Grace cannot prevail until law is dead, until moralizing is out of the game . . . until our fatal love affair with the law is over--until, finally and for good, our lifelong certainty that someone is keeping score has run out of steam and collapsed. As long as we leave, in our dramatizations of grace, one single hope of a moral reckoning, one possible recourse to salvation by bookkeeping, our freedom-dreading hearts will clutch it to themselves.--Robert Farrar Capon, Between Noon and Three: Romance, Law, and the Outrage of Grace (Eerdmans 1997), 7; italics original
Restore to us, Preacher, the comfort of merit and demerit. Prove for us that there is at least something we can do, that we are still, at whatever dim recess of our nature, the masters of our relationships. Tell us, Prophet, that in spite of all our nights of losing, there will yet be one redeeming card of our very own. . . . But do not preach us grace. It will not do to split the pot evenly at 4 a.m. and break out the Chivas Regal. We insist on being reckoned with. Give us something, anything; but spare us the indignity of this indiscriminate acceptance.

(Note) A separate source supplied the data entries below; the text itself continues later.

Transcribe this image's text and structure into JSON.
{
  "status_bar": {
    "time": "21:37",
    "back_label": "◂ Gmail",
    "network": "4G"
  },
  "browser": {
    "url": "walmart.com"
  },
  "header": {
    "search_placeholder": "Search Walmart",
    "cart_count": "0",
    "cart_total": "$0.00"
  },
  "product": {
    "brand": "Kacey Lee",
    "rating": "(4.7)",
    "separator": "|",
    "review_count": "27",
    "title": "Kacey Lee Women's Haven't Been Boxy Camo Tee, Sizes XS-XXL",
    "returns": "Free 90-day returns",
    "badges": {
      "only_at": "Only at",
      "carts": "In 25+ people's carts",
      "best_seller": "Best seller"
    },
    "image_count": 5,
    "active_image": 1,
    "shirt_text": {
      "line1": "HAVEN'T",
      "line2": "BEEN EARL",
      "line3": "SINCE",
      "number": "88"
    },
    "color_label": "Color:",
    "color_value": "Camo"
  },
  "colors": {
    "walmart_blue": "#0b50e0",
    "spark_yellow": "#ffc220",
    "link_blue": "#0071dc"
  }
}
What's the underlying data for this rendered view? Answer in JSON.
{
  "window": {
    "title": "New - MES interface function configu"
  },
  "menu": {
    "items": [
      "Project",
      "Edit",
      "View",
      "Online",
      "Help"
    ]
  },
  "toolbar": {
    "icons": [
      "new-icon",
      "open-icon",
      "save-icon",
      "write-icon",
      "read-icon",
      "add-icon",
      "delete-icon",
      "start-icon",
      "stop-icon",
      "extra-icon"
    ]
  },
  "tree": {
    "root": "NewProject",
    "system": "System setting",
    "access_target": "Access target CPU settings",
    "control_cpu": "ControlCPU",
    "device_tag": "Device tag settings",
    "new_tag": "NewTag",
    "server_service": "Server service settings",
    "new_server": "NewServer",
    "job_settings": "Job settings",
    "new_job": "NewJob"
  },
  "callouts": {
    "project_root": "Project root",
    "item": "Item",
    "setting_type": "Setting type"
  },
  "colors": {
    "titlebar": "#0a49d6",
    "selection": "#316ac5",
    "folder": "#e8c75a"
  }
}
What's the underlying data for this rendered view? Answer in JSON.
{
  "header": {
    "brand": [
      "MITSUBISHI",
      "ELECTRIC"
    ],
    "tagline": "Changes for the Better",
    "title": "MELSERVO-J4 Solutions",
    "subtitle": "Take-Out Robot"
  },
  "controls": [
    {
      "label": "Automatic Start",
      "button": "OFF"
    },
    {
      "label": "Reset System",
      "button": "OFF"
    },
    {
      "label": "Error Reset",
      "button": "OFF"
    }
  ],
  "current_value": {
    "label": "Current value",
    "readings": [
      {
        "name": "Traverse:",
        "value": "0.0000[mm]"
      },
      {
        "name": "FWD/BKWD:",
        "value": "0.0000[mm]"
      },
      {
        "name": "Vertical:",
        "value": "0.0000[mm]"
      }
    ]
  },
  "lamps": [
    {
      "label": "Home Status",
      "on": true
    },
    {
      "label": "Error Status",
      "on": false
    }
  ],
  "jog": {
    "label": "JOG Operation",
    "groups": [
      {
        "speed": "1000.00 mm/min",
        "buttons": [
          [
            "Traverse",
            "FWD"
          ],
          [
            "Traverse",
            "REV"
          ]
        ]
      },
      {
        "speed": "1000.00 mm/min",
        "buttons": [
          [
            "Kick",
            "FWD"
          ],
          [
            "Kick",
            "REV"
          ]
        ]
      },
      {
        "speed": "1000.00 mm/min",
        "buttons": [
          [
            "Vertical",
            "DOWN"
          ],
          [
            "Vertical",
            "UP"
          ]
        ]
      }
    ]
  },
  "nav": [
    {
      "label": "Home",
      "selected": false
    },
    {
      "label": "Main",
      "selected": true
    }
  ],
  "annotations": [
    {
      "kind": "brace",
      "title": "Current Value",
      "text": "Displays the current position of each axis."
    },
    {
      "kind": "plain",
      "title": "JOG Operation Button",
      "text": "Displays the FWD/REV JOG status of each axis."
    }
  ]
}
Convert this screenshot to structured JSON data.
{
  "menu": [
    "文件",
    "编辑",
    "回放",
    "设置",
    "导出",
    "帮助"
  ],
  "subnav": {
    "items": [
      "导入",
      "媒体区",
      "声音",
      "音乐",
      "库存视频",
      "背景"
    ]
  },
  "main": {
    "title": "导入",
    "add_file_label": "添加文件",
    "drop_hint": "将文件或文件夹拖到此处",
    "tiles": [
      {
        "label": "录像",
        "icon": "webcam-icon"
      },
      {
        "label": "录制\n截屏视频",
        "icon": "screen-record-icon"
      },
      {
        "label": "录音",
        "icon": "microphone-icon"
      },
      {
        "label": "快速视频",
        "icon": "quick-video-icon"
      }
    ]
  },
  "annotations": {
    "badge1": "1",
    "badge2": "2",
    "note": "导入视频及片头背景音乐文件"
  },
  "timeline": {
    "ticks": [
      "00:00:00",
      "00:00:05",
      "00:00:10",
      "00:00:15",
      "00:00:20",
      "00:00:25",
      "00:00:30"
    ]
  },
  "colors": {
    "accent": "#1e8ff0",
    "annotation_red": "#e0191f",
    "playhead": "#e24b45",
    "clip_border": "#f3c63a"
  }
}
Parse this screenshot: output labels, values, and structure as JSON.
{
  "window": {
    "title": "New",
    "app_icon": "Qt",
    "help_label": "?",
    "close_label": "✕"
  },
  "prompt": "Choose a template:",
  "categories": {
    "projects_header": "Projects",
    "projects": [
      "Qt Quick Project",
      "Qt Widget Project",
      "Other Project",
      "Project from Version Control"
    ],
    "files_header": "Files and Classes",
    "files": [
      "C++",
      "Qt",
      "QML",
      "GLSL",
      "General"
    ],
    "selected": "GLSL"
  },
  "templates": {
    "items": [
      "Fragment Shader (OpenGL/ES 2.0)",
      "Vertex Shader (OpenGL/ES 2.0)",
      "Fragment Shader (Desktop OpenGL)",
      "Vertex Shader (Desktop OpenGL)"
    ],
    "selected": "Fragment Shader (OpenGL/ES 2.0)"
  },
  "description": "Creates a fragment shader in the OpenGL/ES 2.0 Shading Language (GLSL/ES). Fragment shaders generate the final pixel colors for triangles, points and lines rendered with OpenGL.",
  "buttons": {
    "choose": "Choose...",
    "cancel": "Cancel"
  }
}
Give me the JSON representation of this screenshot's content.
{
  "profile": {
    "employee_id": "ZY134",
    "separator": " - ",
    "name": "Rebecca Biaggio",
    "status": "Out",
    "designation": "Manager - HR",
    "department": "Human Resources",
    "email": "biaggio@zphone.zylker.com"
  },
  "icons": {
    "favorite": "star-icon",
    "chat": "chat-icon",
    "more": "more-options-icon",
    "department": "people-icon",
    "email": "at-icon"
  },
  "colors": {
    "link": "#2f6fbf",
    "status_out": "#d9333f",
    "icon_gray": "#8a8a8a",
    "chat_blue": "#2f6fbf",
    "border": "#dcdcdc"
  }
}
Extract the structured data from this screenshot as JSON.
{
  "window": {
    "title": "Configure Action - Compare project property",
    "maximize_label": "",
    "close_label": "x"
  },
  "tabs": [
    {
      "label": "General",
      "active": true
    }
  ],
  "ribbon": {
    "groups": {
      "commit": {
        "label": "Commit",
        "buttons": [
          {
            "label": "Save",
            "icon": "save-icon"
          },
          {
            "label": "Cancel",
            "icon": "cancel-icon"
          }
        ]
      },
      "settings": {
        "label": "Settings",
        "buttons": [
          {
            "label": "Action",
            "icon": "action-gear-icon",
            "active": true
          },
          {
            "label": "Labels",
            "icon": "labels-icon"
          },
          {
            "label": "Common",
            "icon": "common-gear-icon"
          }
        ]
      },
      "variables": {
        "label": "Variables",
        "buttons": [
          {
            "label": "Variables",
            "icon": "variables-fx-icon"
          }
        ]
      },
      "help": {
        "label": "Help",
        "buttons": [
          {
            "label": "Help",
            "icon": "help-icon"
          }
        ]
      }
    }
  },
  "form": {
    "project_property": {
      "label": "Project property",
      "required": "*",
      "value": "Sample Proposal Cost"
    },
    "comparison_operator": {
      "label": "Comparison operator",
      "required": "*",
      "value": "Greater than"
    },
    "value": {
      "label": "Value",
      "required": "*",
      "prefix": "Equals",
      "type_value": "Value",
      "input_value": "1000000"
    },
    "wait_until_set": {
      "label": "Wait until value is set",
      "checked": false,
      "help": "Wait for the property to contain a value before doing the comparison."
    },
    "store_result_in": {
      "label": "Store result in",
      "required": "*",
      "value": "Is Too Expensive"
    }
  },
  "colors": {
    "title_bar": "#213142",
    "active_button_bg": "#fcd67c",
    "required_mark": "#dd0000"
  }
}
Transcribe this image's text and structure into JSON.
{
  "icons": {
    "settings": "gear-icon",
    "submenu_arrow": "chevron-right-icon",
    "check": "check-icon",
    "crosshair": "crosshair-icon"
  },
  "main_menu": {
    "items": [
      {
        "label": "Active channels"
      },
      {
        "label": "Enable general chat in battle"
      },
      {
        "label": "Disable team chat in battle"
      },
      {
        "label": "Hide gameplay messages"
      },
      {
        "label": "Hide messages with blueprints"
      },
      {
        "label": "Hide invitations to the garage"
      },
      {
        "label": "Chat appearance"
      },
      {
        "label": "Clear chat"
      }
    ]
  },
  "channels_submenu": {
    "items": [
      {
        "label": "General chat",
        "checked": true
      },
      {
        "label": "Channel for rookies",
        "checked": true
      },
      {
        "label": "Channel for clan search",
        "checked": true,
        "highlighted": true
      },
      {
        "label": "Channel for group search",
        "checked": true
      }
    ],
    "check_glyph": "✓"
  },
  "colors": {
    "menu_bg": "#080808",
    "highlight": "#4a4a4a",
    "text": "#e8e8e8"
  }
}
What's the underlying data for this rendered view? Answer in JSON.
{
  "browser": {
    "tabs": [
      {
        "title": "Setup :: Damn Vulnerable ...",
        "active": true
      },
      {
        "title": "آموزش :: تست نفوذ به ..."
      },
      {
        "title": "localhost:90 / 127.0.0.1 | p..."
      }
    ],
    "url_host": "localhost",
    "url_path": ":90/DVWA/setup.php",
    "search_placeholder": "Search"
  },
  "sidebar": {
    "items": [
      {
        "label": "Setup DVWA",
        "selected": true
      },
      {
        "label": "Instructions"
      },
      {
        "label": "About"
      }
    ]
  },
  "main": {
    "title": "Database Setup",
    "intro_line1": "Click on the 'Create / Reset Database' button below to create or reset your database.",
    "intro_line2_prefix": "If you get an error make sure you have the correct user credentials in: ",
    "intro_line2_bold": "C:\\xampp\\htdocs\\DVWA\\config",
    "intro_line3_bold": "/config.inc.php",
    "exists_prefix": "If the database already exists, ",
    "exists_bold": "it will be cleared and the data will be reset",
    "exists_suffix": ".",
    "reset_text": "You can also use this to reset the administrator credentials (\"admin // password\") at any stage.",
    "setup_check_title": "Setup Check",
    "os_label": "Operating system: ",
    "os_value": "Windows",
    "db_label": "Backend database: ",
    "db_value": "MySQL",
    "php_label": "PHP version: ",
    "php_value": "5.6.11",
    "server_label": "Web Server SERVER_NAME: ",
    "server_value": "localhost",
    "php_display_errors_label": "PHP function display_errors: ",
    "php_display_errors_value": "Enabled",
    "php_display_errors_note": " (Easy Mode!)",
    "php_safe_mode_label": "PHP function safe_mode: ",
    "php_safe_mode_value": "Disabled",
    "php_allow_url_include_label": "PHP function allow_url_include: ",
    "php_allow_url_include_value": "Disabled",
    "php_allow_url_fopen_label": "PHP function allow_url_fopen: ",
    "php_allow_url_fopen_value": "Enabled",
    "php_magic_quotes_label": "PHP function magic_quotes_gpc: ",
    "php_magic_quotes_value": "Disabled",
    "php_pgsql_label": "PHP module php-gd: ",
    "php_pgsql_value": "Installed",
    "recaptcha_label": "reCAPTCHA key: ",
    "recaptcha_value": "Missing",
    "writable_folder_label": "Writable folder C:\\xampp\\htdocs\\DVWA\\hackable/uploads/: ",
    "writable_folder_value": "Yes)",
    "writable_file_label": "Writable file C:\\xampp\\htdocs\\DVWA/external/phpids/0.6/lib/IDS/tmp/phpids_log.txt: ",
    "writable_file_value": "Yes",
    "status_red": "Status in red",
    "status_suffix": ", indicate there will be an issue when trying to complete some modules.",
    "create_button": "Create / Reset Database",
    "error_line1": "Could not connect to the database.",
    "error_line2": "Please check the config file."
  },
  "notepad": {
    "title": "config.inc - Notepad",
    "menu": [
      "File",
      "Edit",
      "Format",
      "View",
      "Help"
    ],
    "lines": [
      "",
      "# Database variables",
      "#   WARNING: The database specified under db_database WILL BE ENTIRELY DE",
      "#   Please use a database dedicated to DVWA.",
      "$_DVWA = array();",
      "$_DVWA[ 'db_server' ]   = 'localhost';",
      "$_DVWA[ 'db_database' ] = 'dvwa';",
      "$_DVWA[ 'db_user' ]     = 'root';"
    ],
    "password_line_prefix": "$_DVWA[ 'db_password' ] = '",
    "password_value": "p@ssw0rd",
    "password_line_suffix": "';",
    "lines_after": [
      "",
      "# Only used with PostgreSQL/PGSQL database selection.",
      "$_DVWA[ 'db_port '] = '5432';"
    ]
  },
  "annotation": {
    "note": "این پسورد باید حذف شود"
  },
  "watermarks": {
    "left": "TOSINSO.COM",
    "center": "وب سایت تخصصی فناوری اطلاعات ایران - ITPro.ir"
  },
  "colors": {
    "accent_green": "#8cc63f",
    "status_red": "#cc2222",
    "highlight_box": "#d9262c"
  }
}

Lord, let your servants depart in the peace of their responsibility. If it is not too much to ask, send us to bed with some few shreds of self-respect to congratulate ourselves upon. But if that is too hard, leave us at least the consolation of our self-loathing. Only do not force us free. What have we ever done but try as best we could? How have we so hurt you, even by failing, that you should now turn on us and say that none of it makes any difference, not even our sacred guilt? We have played this game of yours, and it has cost us.
Where do you get off suggesting a drink at a time like this?
28 September 2010
Our Fatal Love Affair with the Law
Posted by Dane Ortlund at Tuesday, September 28, 2010